I thought it would be an innocent article on fitness, likely encouraging women to be kinder about our genetic predisposition to certain body types, changing metabolism with aging, and the value of weight training for good health.
At least, one might think as much, scanning the comments.
Buried in the remarks were direct (and implicit) references to hooking a man, sexual attraction, and attentiveness to appearance as necessary for finding and keeping a good provider.
When we’re honest with ourselves, we can’t deny that the visual is paramount in attracting a partner. Sexual chemistry matters to most of us, and looks are a significant factor in coming together – initially.
The Beauty (and Body) Advantage
But according to one (presumably male) reader who comments on the article, the games continue, with women using whatever they have with the goal of catching a man:
she will catch a man in her peak years and then the challenge is hook him… and then the next phase can begin… But can’t blame women… encouraged to just go out there and be free and try to be a man and do whatever and snag as many guys as possible.
Huh. Are we really still out there “hooking?”

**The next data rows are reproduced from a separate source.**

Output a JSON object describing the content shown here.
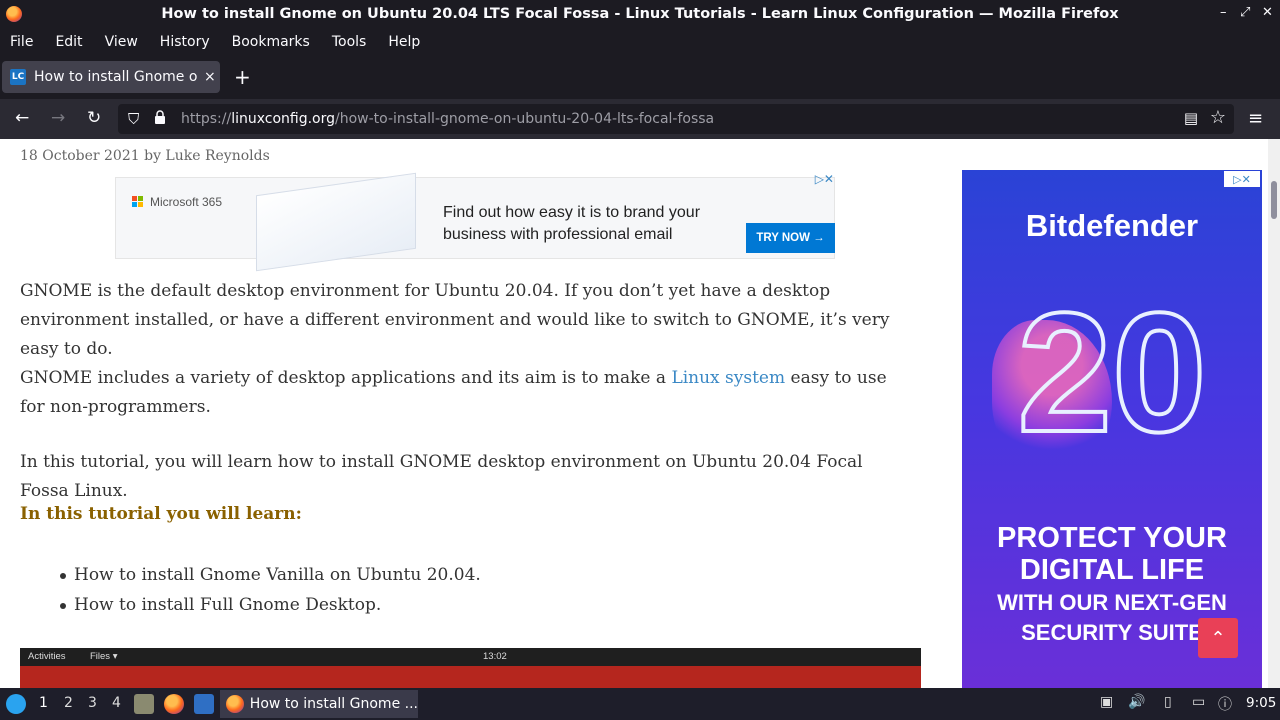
{
  "window": {
    "title": "How to install Gnome on Ubuntu 20.04 LTS Focal Fossa - Linux Tutorials - Learn Linux Configuration — Mozilla Firefox",
    "controls": [
      "–",
      "⤢",
      "✕"
    ]
  },
  "menu": [
    "File",
    "Edit",
    "View",
    "History",
    "Bookmarks",
    "Tools",
    "Help"
  ],
  "tab": {
    "favicon": "LC",
    "label": "How to install Gnome on",
    "close": "×",
    "new_tab": "+"
  },
  "nav": {
    "back": "←",
    "forward": "→",
    "reload": "↻",
    "url_prefix": "https://",
    "url_domain": "linuxconfig.org",
    "url_path": "/how-to-install-gnome-on-ubuntu-20-04-lts-focal-fossa",
    "menu": "≡"
  },
  "article": {
    "byline": "18 October 2021 by Luke Reynolds",
    "p1": "GNOME is the default desktop environment for Ubuntu 20.04. If you don’t yet have a desktop environment installed, or have a different environment and would like to switch to GNOME, it’s very easy to do.",
    "p2_before": "GNOME includes a variety of desktop applications and its aim is to make a ",
    "p2_link": "Linux system",
    "p2_after": " easy to use for non-programmers.",
    "p3": "In this tutorial, you will learn how to install GNOME desktop environment on Ubuntu 20.04 Focal Fossa Linux.",
    "learn_heading": "In this tutorial you will learn:",
    "bullets": [
      "How to install Gnome Vanilla on Ubuntu 20.04.",
      "How to install Full Gnome Desktop."
    ],
    "screenshot": {
      "activities": "Activities",
      "files": "Files ▾",
      "time": "13:02"
    }
  },
  "ad_top": {
    "brand": "Microsoft 365",
    "headline": "Find out how easy it is to brand your business with professional email",
    "cta": "TRY NOW →",
    "ad_mark": "▷✕"
  },
  "ad_side": {
    "brand": "Bitdefender",
    "number": "20",
    "line1": "PROTECT YOUR",
    "line2": "DIGITAL LIFE",
    "line3": "WITH OUR NEXT-GEN",
    "line4": "SECURITY SUITE",
    "ad_mark": "▷✕"
  },
  "back_to_top": "⌃",
  "taskbar": {
    "workspaces": [
      "1",
      "2",
      "3",
      "4"
    ],
    "active_window": "How to install Gnome ...",
    "clock": "9:05"
  },
  "colors": {
    "link": "#3a88c5",
    "heading_gold": "#8a6100",
    "back_to_top": "#e94057",
    "ms_blue": "#0078d4"
  }
}
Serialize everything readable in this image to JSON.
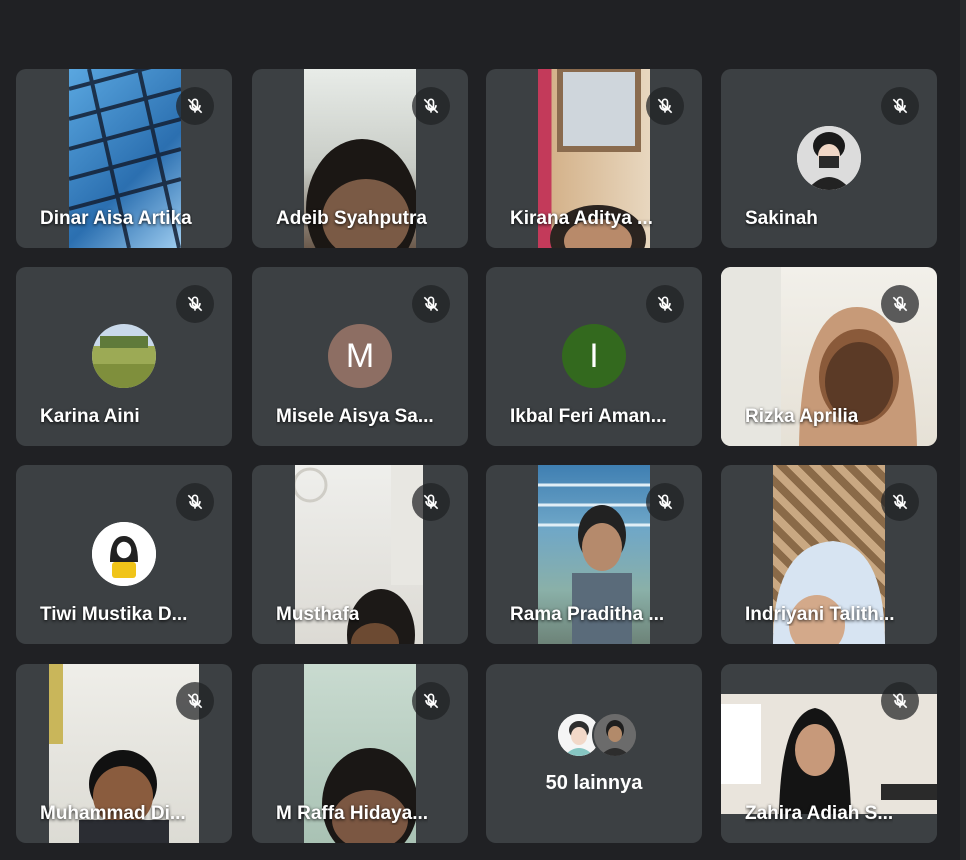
{
  "participants": [
    {
      "name": "Dinar Aisa Artika",
      "muted": true
    },
    {
      "name": "Adeib Syahputra",
      "muted": true
    },
    {
      "name": "Kirana Aditya ...",
      "muted": true
    },
    {
      "name": "Sakinah",
      "muted": true
    },
    {
      "name": "Karina Aini",
      "muted": true
    },
    {
      "name": "Misele Aisya Sa...",
      "muted": true,
      "avatar_letter": "M",
      "avatar_color": "#8d6e63"
    },
    {
      "name": "Ikbal Feri Aman...",
      "muted": true,
      "avatar_letter": "I",
      "avatar_color": "#33691e"
    },
    {
      "name": "Rizka Aprilia",
      "muted": true
    },
    {
      "name": "Tiwi Mustika D...",
      "muted": true
    },
    {
      "name": "Musthafa",
      "muted": true
    },
    {
      "name": "Rama Praditha ...",
      "muted": true
    },
    {
      "name": "Indriyani Talith...",
      "muted": true
    },
    {
      "name": "Muhammad Di...",
      "muted": true
    },
    {
      "name": "M Raffa Hidaya...",
      "muted": true
    },
    {
      "name": "Zahira Adiah S...",
      "muted": true
    }
  ],
  "overflow_tile": {
    "label": "50 lainnya"
  },
  "icons": {
    "mute": "mic-off-icon"
  },
  "colors": {
    "background": "#202124",
    "tile": "#3c4043"
  }
}
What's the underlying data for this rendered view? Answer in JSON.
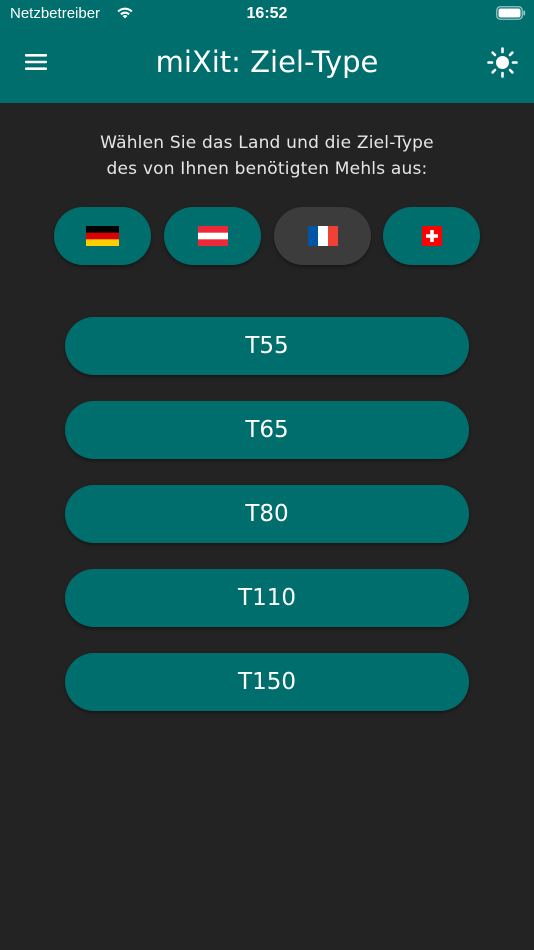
{
  "status_bar": {
    "carrier": "Netzbetreiber",
    "time": "16:52",
    "wifi_icon": "wifi-icon",
    "battery_icon": "battery-icon"
  },
  "app_bar": {
    "title": "miXit: Ziel-Type",
    "menu_icon": "hamburger-menu-icon",
    "theme_icon": "sun-icon",
    "background_color": "#016e6e"
  },
  "instruction": {
    "line1": "Wählen Sie das Land und die Ziel-Type",
    "line2": "des von Ihnen benötigten Mehls aus:"
  },
  "countries": [
    {
      "id": "de",
      "flag_icon": "germany-flag-icon",
      "selected": false
    },
    {
      "id": "at",
      "flag_icon": "austria-flag-icon",
      "selected": false
    },
    {
      "id": "fr",
      "flag_icon": "france-flag-icon",
      "selected": true
    },
    {
      "id": "ch",
      "flag_icon": "switzerland-flag-icon",
      "selected": false
    }
  ],
  "flour_types": [
    {
      "label": "T55"
    },
    {
      "label": "T65"
    },
    {
      "label": "T80"
    },
    {
      "label": "T110"
    },
    {
      "label": "T150"
    }
  ],
  "colors": {
    "accent": "#016e6e",
    "background": "#232323",
    "selected_chip": "#3c3c3c"
  }
}
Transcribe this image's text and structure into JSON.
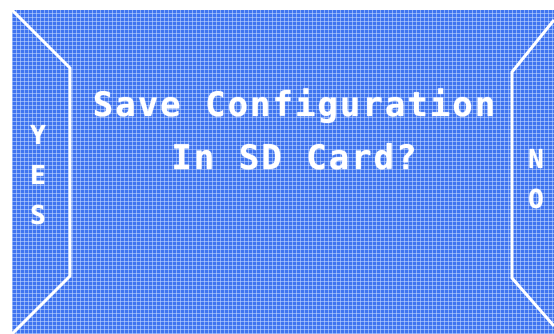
{
  "dialog": {
    "title_line_1": "Save Configuration",
    "title_line_2": "In SD Card?"
  },
  "yes_button": {
    "letters": [
      "Y",
      "E",
      "S"
    ]
  },
  "no_button": {
    "letters": [
      "N",
      "O"
    ]
  },
  "colors": {
    "screen_background": "#3f74f0",
    "grid": "#c8dcff",
    "text": "#ffffff"
  }
}
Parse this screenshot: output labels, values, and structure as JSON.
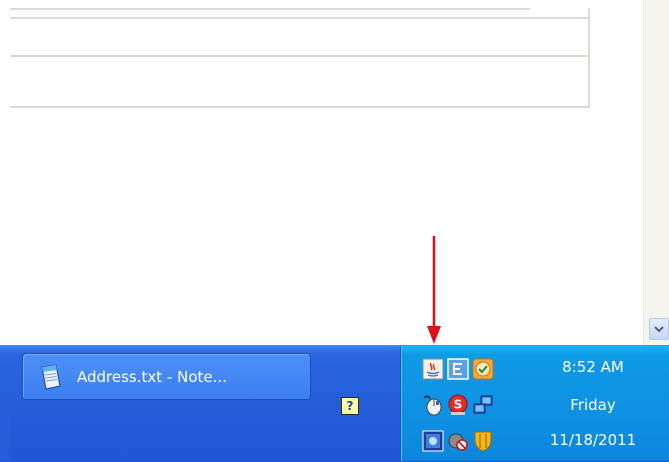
{
  "taskbar": {
    "window_button_label": "Address.txt - Note..."
  },
  "tray": {
    "icons": [
      "java-icon",
      "e-app-icon",
      "clock-sync-icon",
      "mouse-icon",
      "s-app-icon",
      "network-icon",
      "grid-app-icon",
      "no-sound-icon",
      "shield-icon"
    ]
  },
  "clock": {
    "time": "8:52 AM",
    "day": "Friday",
    "date": "11/18/2011"
  },
  "colors": {
    "taskbar_blue": "#245edb",
    "tray_blue": "#0f9ae6",
    "arrow_red": "#e0101a"
  }
}
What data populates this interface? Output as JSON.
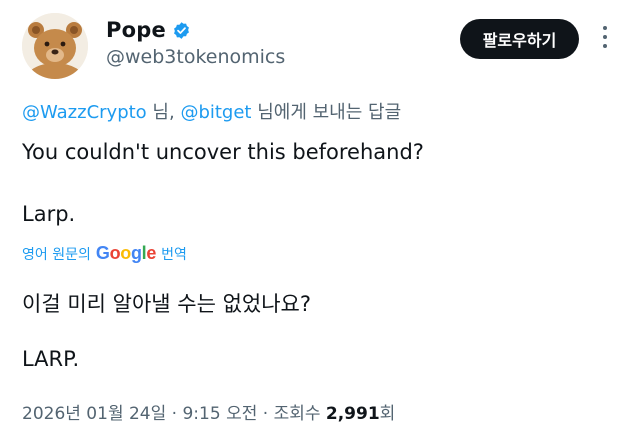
{
  "author": {
    "display_name": "Pope",
    "handle": "@web3tokenomics",
    "verified": true,
    "avatar": "brown-teddy-bear-avatar"
  },
  "follow_button": {
    "label": "팔로우하기"
  },
  "more_button": {
    "icon": "vertical-dots-icon"
  },
  "reply_context": {
    "mention1": "@WazzCrypto",
    "text1": " 님, ",
    "mention2": "@bitget",
    "text2": " 님에게 보내는 답글"
  },
  "tweet": {
    "line1": "You couldn't uncover this beforehand?",
    "line2": "Larp."
  },
  "translation": {
    "prefix": "영어 원문의",
    "suffix": "번역",
    "provider_letters": [
      "G",
      "o",
      "o",
      "g",
      "l",
      "e"
    ],
    "line1": "이걸 미리 알아낼 수는 없었나요?",
    "line2": "LARP."
  },
  "meta": {
    "date": "2026년 01월 24일",
    "sep1": " · ",
    "time": "9:15 오전",
    "sep2": " · ",
    "views_label": "조회수 ",
    "views_count": "2,991",
    "views_unit": "회"
  },
  "colors": {
    "accent": "#1d9bf0",
    "text_primary": "#0f1419",
    "text_secondary": "#536471",
    "button_bg": "#0f1419"
  }
}
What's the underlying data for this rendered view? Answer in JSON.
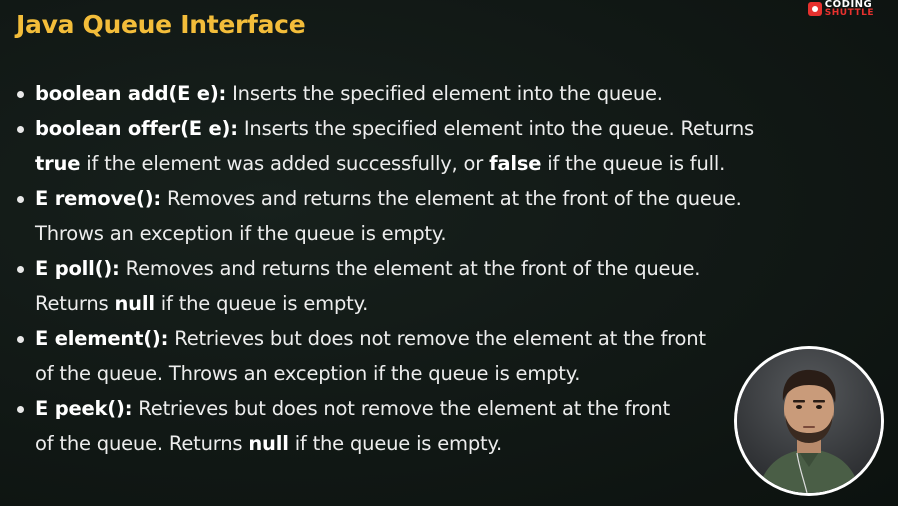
{
  "title": "Java Queue Interface",
  "logo": {
    "line1": "CODING",
    "line2": "SHUTTLE",
    "accent_color": "#e6312e"
  },
  "title_color": "#f3bd3a",
  "bullets": [
    {
      "sig": "boolean add(E e):",
      "t1": " Inserts the specified element into the queue."
    },
    {
      "sig": "boolean offer(E e):",
      "t1": " Inserts the specified element into the queue. Returns ",
      "kw1": "true",
      "t2": " if the element was added successfully, or ",
      "kw2": "false",
      "t3": " if the queue is full."
    },
    {
      "sig": "E remove():",
      "t1": " Removes and returns the element at the front of the queue. Throws an exception if the queue is empty."
    },
    {
      "sig": "E poll():",
      "t1": " Removes and returns the element at the front of the queue. Returns ",
      "kw1": "null",
      "t2": " if the queue is empty."
    },
    {
      "sig": "E element():",
      "t1": " Retrieves but does not remove the element at the front of the queue. Throws an exception if the queue is empty."
    },
    {
      "sig": "E peek():",
      "t1": " Retrieves but does not remove the element at the front of the queue. Returns ",
      "kw1": "null",
      "t2": " if the queue is empty."
    }
  ],
  "presenter": {
    "icon": "presenter-avatar"
  }
}
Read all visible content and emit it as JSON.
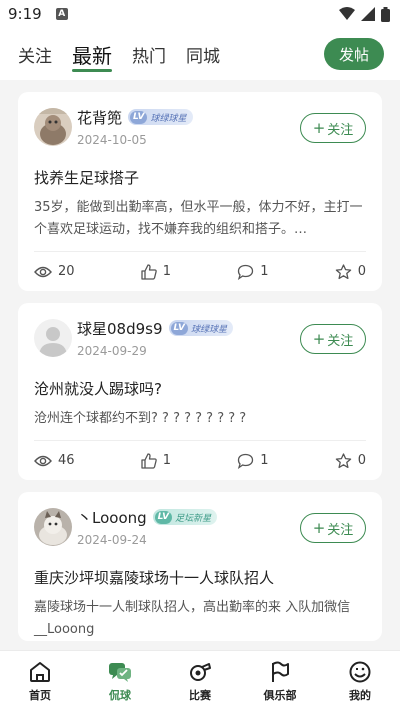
{
  "status": {
    "time": "9:19",
    "notif_letter": "A"
  },
  "tabs": [
    {
      "label": "关注",
      "active": false
    },
    {
      "label": "最新",
      "active": true
    },
    {
      "label": "热门",
      "active": false
    },
    {
      "label": "同城",
      "active": false
    }
  ],
  "post_button": "发帖",
  "follow_label": "关注",
  "posts": [
    {
      "username": "花背篼",
      "level": "球绿球星",
      "date": "2024-10-05",
      "title": "找养生足球搭子",
      "body": "35岁，能做到出勤率高，但水平一般，体力不好，主打一个喜欢足球运动，找不嫌弃我的组织和搭子。…",
      "views": "20",
      "likes": "1",
      "comments": "1",
      "stars": "0"
    },
    {
      "username": "球星08d9s9",
      "level": "球绿球星",
      "date": "2024-09-29",
      "title": "沧州就没人踢球吗?",
      "body": "沧州连个球都约不到? ? ? ? ? ? ? ? ?",
      "views": "46",
      "likes": "1",
      "comments": "1",
      "stars": "0"
    },
    {
      "username": "丶Looong",
      "level": "足坛新星",
      "date": "2024-09-24",
      "title": "重庆沙坪坝嘉陵球场十一人球队招人",
      "body": "嘉陵球场十一人制球队招人，高出勤率的来 入队加微信__Looong"
    }
  ],
  "nav": [
    {
      "label": "首页",
      "icon": "home-icon",
      "active": false
    },
    {
      "label": "侃球",
      "icon": "chat-icon",
      "active": true
    },
    {
      "label": "比赛",
      "icon": "whistle-icon",
      "active": false
    },
    {
      "label": "俱乐部",
      "icon": "flag-icon",
      "active": false
    },
    {
      "label": "我的",
      "icon": "profile-icon",
      "active": false
    }
  ],
  "colors": {
    "accent": "#3d8b52",
    "background": "#f4f4f4"
  }
}
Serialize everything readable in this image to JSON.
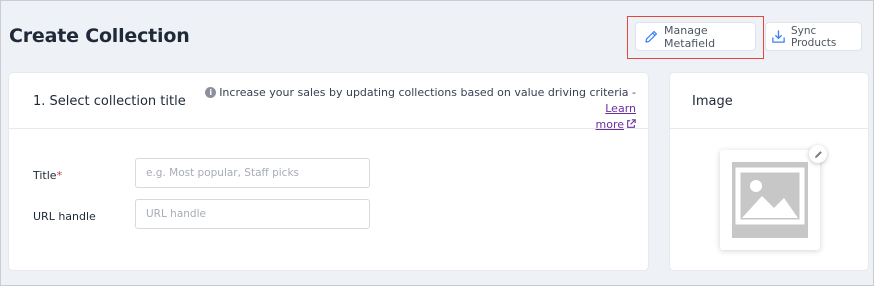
{
  "header": {
    "title": "Create Collection",
    "manage_metafield_label": "Manage Metafield",
    "sync_products_label": "Sync Products"
  },
  "section": {
    "title": "1. Select collection title",
    "hint_text": "Increase your sales by updating collections based on value driving criteria - ",
    "hint_link_part1": "Learn",
    "hint_link_part2": "more"
  },
  "form": {
    "title_label": "Title",
    "title_required_mark": "*",
    "title_placeholder": "e.g. Most popular, Staff picks",
    "url_label": "URL handle",
    "url_placeholder": "URL handle"
  },
  "image_panel": {
    "title": "Image"
  },
  "colors": {
    "accent": "#3b82f6",
    "link": "#6b2fa0",
    "highlight_border": "#e3493b",
    "required": "#d23b3b"
  },
  "icons": {
    "manage": "pencil-icon",
    "sync": "download-icon",
    "info": "info-icon",
    "external": "external-link-icon",
    "placeholder": "image-placeholder-icon",
    "edit": "pencil-icon"
  }
}
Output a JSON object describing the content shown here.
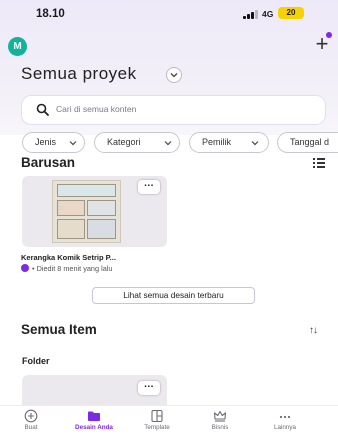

Are we focused on primping and prepping the wares, competing for the Best Provider, and doing just enough to manage to keep him? Isn’t this so much propaganda about Bad Girls (or Sexy Ones) getting the guy? And then what?
Love Predator, Trophy Wife
I admit the above remark proposes a multiplicity of ideas beyond body image: woman as love predator, woman’s sexual freedom as an attempt to live like a man.
Why is knowing what we want (if that’s what it is) a bad thing? Why is sexual expression male mimicry?
Aren’t we well aware that sooner or later, relationships require a broader sensual, cerebral and emotional cocktail to keep a partner engaged? And what about his capacity to keep us interested? Or am I living in a dream world of my own creation? Is the Trophy Wife more prevalent than I know – alive and well, awaiting her theoretically lucrative divorce a few years later?
Pop Culture, Body Image
Ironically, Ms. Constantine’s words were targeted at diversity in body types, highlighting the fact that there is no single story when it comes to who we are, just as there should be no ideal figure that we’re hell-bent to acquire. She was attempting to debunk the notion that women who weight train will bulk up, become unfeminine, and therefore reduce the likelihood of finding a suitable man.
We know women in our culture have warped views when it comes to body image. Let me rephrase: when it comes to almost any aspect of appearance.
Personally, I’ve never met a woman yet who is entirely pleased with her body. In contrast with most of the men I’ve known – if not thrilled with their physical form, they accept more easily and compensate more readily in other ways.
How To Hook a Man
There’s beauty, there’s body, there’s charm, there’s smarts. There’s genuine empathy, common interests, and modes of authentic connection. I’ll take “healthy” over hooking when it comes to relationships, thank you very much.
After all, none of us stays young forever. Life changes our bodies, as well as our circumstances. The concept of hooking a man is hardly respectful to ourselves, or the gentlemen in question.
Isn’t it time this oddly retro notion be set aside? Aren’t we beyond equating a woman’s value solely with beauty, with thinness, with youth – and with the number of men she can attract?